[Items from an interface collection]
┄┄┄┄┄┄

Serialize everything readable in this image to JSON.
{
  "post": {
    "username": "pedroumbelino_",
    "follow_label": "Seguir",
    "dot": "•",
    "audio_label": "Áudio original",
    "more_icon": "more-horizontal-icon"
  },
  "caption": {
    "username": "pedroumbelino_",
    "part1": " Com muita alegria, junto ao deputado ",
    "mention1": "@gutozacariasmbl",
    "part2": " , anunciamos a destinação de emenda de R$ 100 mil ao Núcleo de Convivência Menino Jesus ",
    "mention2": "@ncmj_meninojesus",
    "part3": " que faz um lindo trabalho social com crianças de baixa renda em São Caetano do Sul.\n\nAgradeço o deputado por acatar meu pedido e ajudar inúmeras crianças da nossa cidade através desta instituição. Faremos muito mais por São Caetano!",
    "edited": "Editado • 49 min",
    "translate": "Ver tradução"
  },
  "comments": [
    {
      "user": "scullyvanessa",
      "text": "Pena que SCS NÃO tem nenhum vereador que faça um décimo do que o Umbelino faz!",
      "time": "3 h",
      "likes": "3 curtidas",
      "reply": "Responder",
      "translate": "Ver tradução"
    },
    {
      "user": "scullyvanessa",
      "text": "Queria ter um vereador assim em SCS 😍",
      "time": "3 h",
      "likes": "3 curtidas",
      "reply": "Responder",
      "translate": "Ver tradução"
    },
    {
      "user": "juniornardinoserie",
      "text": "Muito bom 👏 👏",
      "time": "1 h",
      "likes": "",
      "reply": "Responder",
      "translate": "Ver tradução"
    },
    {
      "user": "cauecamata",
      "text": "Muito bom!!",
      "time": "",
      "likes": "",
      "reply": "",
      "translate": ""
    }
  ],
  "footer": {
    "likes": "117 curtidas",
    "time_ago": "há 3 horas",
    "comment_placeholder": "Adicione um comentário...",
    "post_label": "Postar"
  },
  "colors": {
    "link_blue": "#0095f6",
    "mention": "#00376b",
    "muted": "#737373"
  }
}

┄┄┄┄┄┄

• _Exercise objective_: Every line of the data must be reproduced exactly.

• _Written reply_:
Serialize everything readable in this image to JSON.
{
  "post": {
    "username": "pedroumbelino_",
    "follow_label": "Seguir",
    "dot": "•",
    "audio_label": "Áudio original",
    "more_icon": "more-horizontal-icon"
  },
  "caption": {
    "username": "pedroumbelino_",
    "part1": " Com muita alegria, junto ao deputado ",
    "mention1": "@gutozacariasmbl",
    "part2": " , anunciamos a destinação de emenda de R$ 100 mil ao Núcleo de Convivência Menino Jesus ",
    "mention2": "@ncmj_meninojesus",
    "part3": " que faz um lindo trabalho social com crianças de baixa renda em São Caetano do Sul.\n\nAgradeço o deputado por acatar meu pedido e ajudar inúmeras crianças da nossa cidade através desta instituição. Faremos muito mais por São Caetano!",
    "edited": "Editado • 49 min",
    "translate": "Ver tradução"
  },
  "comments": [
    {
      "user": "scullyvanessa",
      "text": "Pena que SCS NÃO tem nenhum vereador que faça um décimo do que o Umbelino faz!",
      "time": "3 h",
      "likes": "3 curtidas",
      "reply": "Responder",
      "translate": "Ver tradução"
    },
    {
      "user": "scullyvanessa",
      "text": "Queria ter um vereador assim em SCS 😍",
      "time": "3 h",
      "likes": "3 curtidas",
      "reply": "Responder",
      "translate": "Ver tradução"
    },
    {
      "user": "juniornardinoserie",
      "text": "Muito bom 👏 👏",
      "time": "1 h",
      "likes": "",
      "reply": "Responder",
      "translate": "Ver tradução"
    },
    {
      "user": "cauecamata",
      "text": "Muito bom!!",
      "time": "",
      "likes": "",
      "reply": "",
      "translate": ""
    }
  ],
  "footer": {
    "likes": "117 curtidas",
    "time_ago": "há 3 horas",
    "comment_placeholder": "Adicione um comentário...",
    "post_label": "Postar"
  },
  "colors": {
    "link_blue": "#0095f6",
    "mention": "#00376b",
    "muted": "#737373"
  }
}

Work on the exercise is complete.